The Bechdel, Russo, and Race Test: Lizzie Borden Took an Ax

Lizzie Borden Took an Ax had a slight homoerotic undertone, with one or two charged moments between two women, but had no distinctly identifiable LGBT characters. The film thus failed to pass the Russo test. Lizzie Borden Took an Ax also failed to pass the race test, and the film did not pass this test because there were no speaking parts for non-White characters.

While Lizzie Borden Took an Ax did not pass the Russo or race test, it did pass the Bechdel test since there were several named women in the film and there were some occasions where named women talked to each other without mentioning men.

*The Bechdel test entails three requirements:
1. It has to have at least two (named) women in it
2. Who talk to each other
3. About something besides a man

**The Vito Russo test entails three requirements:
1. The film contains a character that is identifiably lesbian, gay, bisexual, intersex and/or transgender
2. The character must not be solely or predominately defined by her sexual orientation, gender identity and/or as being intersex
3.The character must be tied into the plot in such a way that her removal would have a significant effect

***The race or people of color (POC) test has three requirements:
1. It has two people of color in it
2. Who talk to each other
3. About something other than a White person
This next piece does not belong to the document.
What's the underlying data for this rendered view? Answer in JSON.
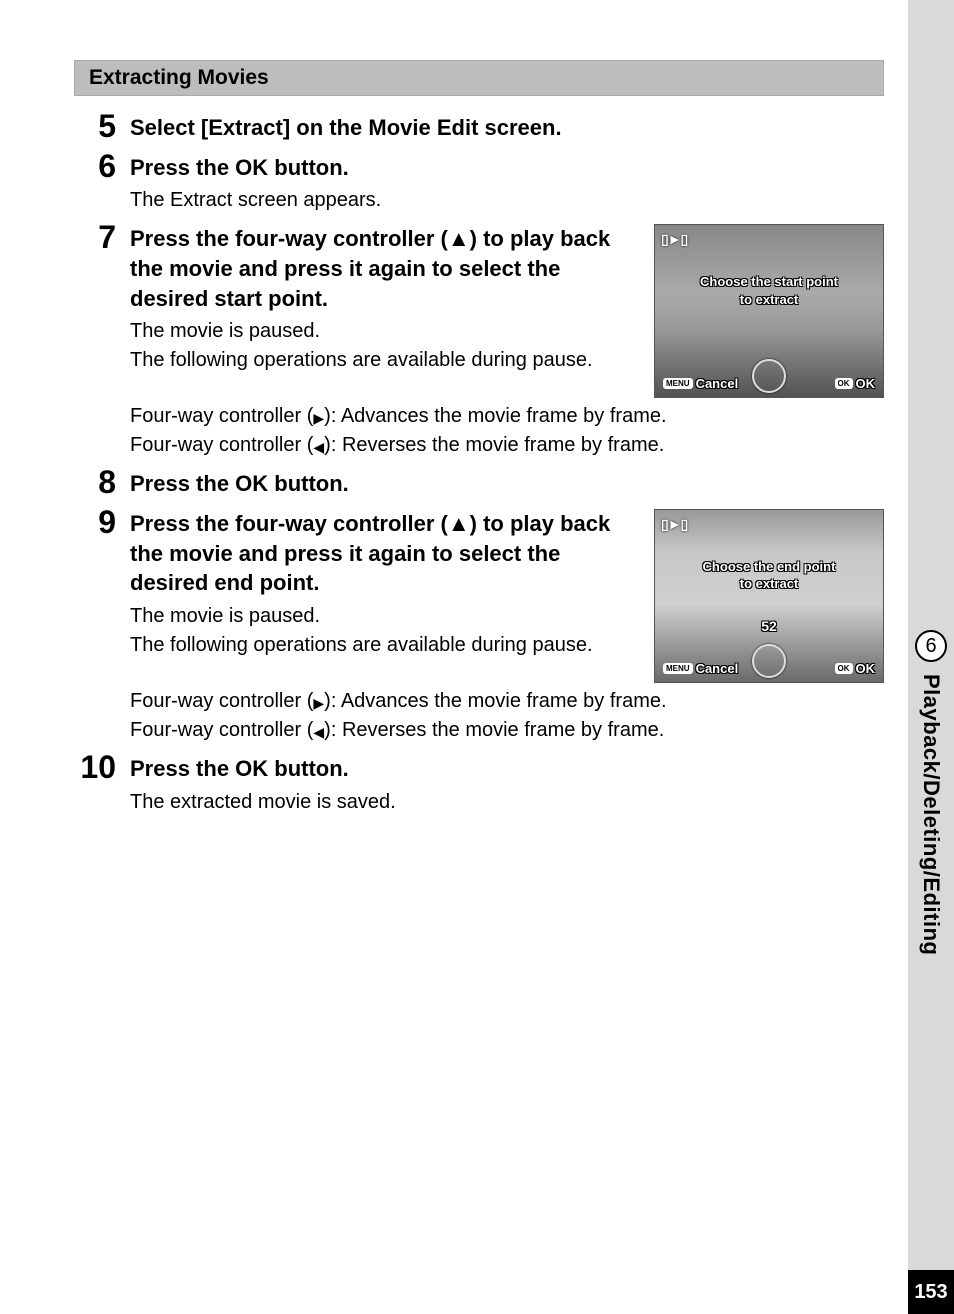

****Just because a film passes the Bechdel, Russo and race test does not mean that it is not sexist, heterosexist, racist and/or cissexist, etc. The Bechdel, Russo and race test is only a bare minimum qualifier for the representation of LGBTI individuals, women and people of color in film. The failure to pass these tests also does not identify whether the central character was a woman, a person of color or a LGBTQI individual and it does not dictate the quality of the film.